After a lovely socially distant dinner with friends, I headed home to my menagerie. I don't sleep well when I'm alone, but knowing that I have two noisy dogs who bark at every creek of the house, I can usually fall asleep to the television. I put on a movie and tried to get some sleep. One dog sleeps at the end of the bed, the other on the bathroom mat, and one cat curls up right next to me so that I have to turn on the fan to keep cool. The other cat sleeps on the screen porch and only feigns interest in me when she's hungry. For a fleeting moment around 3am I realized what a sad existence it would be if Hans and Max were to be trampled by moose and never return, but I pushed the cat to the other side of the bed and closed my eyes until the sun came up.
The sun was shining when I finally cracked opened my eye lids, and I thought briefly about trying to find my TO DO list from Friday afternoon to check off a few more items before my travelers returned. I knew they were not on the way yet since neither of them registered a dot on my phone, so I made a pot of coffee, took a shower, then headed to the nursery to see what was on sale in the bargain tent.
I picked up a couple of healthy rose bushes, some colorful gardening gloves marked down on the bargain table, and headed home to plant my purchases. When I pulled up, I remembered that our contractor had asked me to trim a bush that was rubbing against our front porch. He had recently put up a new roof on the porch and was planning to finish the stairs next week. Not feeling particularly motivated to set up extension cords and risk loss of limb when there was no one home to rush me to the hospital, I traded power tools for a hand clipper and took out frustrations on the bush.
Google was inside on my laptop, too far to consult about how best to trim this evergreen monster, so I took a little off the top and sides, then did a major thinning on the bottom until my robust ball of a shrub resembled a scrawny green ice cream cone. Satisfied that the builder will notice my handiwork, and fairly confident that I left enough of the shrub intact for it to survive, I unloaded my car and went inside for a drink.

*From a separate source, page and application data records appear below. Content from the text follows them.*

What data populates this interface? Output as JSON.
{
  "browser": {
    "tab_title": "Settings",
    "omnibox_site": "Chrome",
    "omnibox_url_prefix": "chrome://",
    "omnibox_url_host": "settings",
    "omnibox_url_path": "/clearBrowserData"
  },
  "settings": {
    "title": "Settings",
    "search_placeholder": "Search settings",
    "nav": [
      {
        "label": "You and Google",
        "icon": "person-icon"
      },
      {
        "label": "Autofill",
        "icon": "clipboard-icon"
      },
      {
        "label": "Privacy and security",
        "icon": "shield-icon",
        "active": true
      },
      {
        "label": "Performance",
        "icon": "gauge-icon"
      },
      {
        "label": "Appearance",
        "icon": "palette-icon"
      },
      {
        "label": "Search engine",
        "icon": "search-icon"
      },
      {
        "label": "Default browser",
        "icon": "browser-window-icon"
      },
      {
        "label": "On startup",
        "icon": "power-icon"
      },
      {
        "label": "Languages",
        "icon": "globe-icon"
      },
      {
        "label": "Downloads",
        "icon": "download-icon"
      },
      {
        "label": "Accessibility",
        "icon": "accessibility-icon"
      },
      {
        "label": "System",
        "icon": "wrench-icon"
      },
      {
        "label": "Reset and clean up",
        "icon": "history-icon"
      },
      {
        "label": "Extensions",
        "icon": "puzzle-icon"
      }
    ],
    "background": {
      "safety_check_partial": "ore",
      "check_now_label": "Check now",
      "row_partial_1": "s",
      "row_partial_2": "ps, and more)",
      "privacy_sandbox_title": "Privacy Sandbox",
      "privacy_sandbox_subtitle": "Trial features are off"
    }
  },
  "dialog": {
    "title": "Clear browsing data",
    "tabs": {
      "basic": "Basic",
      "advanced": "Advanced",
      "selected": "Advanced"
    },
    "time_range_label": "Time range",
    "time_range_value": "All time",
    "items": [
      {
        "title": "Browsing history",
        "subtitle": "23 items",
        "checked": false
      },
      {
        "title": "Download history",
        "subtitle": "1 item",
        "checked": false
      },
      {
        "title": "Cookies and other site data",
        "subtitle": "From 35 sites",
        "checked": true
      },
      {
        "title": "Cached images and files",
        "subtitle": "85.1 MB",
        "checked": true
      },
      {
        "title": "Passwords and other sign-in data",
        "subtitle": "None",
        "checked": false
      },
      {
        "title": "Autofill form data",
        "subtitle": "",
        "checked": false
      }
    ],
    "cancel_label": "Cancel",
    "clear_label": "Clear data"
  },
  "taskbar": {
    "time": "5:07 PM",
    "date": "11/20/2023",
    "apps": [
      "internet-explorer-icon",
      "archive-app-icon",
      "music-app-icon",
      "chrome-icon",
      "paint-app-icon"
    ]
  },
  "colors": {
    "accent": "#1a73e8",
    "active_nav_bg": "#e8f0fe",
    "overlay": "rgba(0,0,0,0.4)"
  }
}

I made a delicious margarita for dinner Saturday night from watermelon juice, blueberries, lime, and mint. I still don't have any tequila in the house (sadly discovered on Cinco de Mayo), soI brought the fruit juice in a covered jar to add the tequila on site. My friend sent me home with the leftovers, so I filled a pint glass with ice and filled it with juice from the jar in the refrigerator then settled down to read email.
About 15 minutes later I had an overwhelming urge to take a nap. As I was laying on the couch with remote in hand its occurred to me that we had added the tequila to the jar last night, so I had just hastily finished a 16oz margarita! I closed my eyes and didn't open them again until I heard my phone ping from the island. Hans and Max were back on the grid—cold, wet, but full of stories and happy to have spotted a pair of moose on their journey. A few hours later they were safely home, and the familiar drone of Major League Baseball and trombone etudes hummed through the house.
At the end of the weekend, I had only a handful of check marks on my TO DO list. I was a little disappointed, mostly knowing that I was going to have to mow the lawn on Monday. Maybe you were a little disappointed, too. This story had a lot of potential on Friday afternoon, but by Sunday it was pretty clear that this weekend was about as average as they come. And while I was excited to have some private time to take an afternoon nap, watch more movies than I should, and eat breakfast for dinner, none of it was as satisfying as sitting with the boys on the couch and listening to their tales of wilderness in the North Maine Woods. Overall my story is pretty boring, my life uneventful, and safe...and truly wonderful. Check.